• **Problem requirements**: Locate each line with the string "teuraaksi" in the listing below and copy it.

• **Source material**:
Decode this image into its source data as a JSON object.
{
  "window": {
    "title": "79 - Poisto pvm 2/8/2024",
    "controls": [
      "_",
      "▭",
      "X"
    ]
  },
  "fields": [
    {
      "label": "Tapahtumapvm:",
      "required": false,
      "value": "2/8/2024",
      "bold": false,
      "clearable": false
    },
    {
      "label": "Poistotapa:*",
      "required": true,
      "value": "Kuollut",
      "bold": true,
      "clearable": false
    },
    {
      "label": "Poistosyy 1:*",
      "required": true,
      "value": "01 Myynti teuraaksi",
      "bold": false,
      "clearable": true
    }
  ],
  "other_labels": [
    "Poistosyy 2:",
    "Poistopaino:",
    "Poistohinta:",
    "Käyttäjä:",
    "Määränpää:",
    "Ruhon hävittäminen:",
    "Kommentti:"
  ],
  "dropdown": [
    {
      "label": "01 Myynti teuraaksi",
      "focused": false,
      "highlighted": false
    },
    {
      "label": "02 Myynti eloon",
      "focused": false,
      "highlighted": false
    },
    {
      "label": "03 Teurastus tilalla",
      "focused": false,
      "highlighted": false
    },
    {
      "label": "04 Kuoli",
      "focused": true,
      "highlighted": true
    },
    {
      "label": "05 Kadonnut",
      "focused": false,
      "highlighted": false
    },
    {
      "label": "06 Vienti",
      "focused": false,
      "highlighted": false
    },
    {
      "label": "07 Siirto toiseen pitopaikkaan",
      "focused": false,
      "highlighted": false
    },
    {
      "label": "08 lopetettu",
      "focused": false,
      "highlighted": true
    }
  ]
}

• **Response to this exercise**:
      "value": "01 Myynti teuraaksi",
      "label": "01 Myynti teuraaksi",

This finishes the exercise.